##### Records to use #####

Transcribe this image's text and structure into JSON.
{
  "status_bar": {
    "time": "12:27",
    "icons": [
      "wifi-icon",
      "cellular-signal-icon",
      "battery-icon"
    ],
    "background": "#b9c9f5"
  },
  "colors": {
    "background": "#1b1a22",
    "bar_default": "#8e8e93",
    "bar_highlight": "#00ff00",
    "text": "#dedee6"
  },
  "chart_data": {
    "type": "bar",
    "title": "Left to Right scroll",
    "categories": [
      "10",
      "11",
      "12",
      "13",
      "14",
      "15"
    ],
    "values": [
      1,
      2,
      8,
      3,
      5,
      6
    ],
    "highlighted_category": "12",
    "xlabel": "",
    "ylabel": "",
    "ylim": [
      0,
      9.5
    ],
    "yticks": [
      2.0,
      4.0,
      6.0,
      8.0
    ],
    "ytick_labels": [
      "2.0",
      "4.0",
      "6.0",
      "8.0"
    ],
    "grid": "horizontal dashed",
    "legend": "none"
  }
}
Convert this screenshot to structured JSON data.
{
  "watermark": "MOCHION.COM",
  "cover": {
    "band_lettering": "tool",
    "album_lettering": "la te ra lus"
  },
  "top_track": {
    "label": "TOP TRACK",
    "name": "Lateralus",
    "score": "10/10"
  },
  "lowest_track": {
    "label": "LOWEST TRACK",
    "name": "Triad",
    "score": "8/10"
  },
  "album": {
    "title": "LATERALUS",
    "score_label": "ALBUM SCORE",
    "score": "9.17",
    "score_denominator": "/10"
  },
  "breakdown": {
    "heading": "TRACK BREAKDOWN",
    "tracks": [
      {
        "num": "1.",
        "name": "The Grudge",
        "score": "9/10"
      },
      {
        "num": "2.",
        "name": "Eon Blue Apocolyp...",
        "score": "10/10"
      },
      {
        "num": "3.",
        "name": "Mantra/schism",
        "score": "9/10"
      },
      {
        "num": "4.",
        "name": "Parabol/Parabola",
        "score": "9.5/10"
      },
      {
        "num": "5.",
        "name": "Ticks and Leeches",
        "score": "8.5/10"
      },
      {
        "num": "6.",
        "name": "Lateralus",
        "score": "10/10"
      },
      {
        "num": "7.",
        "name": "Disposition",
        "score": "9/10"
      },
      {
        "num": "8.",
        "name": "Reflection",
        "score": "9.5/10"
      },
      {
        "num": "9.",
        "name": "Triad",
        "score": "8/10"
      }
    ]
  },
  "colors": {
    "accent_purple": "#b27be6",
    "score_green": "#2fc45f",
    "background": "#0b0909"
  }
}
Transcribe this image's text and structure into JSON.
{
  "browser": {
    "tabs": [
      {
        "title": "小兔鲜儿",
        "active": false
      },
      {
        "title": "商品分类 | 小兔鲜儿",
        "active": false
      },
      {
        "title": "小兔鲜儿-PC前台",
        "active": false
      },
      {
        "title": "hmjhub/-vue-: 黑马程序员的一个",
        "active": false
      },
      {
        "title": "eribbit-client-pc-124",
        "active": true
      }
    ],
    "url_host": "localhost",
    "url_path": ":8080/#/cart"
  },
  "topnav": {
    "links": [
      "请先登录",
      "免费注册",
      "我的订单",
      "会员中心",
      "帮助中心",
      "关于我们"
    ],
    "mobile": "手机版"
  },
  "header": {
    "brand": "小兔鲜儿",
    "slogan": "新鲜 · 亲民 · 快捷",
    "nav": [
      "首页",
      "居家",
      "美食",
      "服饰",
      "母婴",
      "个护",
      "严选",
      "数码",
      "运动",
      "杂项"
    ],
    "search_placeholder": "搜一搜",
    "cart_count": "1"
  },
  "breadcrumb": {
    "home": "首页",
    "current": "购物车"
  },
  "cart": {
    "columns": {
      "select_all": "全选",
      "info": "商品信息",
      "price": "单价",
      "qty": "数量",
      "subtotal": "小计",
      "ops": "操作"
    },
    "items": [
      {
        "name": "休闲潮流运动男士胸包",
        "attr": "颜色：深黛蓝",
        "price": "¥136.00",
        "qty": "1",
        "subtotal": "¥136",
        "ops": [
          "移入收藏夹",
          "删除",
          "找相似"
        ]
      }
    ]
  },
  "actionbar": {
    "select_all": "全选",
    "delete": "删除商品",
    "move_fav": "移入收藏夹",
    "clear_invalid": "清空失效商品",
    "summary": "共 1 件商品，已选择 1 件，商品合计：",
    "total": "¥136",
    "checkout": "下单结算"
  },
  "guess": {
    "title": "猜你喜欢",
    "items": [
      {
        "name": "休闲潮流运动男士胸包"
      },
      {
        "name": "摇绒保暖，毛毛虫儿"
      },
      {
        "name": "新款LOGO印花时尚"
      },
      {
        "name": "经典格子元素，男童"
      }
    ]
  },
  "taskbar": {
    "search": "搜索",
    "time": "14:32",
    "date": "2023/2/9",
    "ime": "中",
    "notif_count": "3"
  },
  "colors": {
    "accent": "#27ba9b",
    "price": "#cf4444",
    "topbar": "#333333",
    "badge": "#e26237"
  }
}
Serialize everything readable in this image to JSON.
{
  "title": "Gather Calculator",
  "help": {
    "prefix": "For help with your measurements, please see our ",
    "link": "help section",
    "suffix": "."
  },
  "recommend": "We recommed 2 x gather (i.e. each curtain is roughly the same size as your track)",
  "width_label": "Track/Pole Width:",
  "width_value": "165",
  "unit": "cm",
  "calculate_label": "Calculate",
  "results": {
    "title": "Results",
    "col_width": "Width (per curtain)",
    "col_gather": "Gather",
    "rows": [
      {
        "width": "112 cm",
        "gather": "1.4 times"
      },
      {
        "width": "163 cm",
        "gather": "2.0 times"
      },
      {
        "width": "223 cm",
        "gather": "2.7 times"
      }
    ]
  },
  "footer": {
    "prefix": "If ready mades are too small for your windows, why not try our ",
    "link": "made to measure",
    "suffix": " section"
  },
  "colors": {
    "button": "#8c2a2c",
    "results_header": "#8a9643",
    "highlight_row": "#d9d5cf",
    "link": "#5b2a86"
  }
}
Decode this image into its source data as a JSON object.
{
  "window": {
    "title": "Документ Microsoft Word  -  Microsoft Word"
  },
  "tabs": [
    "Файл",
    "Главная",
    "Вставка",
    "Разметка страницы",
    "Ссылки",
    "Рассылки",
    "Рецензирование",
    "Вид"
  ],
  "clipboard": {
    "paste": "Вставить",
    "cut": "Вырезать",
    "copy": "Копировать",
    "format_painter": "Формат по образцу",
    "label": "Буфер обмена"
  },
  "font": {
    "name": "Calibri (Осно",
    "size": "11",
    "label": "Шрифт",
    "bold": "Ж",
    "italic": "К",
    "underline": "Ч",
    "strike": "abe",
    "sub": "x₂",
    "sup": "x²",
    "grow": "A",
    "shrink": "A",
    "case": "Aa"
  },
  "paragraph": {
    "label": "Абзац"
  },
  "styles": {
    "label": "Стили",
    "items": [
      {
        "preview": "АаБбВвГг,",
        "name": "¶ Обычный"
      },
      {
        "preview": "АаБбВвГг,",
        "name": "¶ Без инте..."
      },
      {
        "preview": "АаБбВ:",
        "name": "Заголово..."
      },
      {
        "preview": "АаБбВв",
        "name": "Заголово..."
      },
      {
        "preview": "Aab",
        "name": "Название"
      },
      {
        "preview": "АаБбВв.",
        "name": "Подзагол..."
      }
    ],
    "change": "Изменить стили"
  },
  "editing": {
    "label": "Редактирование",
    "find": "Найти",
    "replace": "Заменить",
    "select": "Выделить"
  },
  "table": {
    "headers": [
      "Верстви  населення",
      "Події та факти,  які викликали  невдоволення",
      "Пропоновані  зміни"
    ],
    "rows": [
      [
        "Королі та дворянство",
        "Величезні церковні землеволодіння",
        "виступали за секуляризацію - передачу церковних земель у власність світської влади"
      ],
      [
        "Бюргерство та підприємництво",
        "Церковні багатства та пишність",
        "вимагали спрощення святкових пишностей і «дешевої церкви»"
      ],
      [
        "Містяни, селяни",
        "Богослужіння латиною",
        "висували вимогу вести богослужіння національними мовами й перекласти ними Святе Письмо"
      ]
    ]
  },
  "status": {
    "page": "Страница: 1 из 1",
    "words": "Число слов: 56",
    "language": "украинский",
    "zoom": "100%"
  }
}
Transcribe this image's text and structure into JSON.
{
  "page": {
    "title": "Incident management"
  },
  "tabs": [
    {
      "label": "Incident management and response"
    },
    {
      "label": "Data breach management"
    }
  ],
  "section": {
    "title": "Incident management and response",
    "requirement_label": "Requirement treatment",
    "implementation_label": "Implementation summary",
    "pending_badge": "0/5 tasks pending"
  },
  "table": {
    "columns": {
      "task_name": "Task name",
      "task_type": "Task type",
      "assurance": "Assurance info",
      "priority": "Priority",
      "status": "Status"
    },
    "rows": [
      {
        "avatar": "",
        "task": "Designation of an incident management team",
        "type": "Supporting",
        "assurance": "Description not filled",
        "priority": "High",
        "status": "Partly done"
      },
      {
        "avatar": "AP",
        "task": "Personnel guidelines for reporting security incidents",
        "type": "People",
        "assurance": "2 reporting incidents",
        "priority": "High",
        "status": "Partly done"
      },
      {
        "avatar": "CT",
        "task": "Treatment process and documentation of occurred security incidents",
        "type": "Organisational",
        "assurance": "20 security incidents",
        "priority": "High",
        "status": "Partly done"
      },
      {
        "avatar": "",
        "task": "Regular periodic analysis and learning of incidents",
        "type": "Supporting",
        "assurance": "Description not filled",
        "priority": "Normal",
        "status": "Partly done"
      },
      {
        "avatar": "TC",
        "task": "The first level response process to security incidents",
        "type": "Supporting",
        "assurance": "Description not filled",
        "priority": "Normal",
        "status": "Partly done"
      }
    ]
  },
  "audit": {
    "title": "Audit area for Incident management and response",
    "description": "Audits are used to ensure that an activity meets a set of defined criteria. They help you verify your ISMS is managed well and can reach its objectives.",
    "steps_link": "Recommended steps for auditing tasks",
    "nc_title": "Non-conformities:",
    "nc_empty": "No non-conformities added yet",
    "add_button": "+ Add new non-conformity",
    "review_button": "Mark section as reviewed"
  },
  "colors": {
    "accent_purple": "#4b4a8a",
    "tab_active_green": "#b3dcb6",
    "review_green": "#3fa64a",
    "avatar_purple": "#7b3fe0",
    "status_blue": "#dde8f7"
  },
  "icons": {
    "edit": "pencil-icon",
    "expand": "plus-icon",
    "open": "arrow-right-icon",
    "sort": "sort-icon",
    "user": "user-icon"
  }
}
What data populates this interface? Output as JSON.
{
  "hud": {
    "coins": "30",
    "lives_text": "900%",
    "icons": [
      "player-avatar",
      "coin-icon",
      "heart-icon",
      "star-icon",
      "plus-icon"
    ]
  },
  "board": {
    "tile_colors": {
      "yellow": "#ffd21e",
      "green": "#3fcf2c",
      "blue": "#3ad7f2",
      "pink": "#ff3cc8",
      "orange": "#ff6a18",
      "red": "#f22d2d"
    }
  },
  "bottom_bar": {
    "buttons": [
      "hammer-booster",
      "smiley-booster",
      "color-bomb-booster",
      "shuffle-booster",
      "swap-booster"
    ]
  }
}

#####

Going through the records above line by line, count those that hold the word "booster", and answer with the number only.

5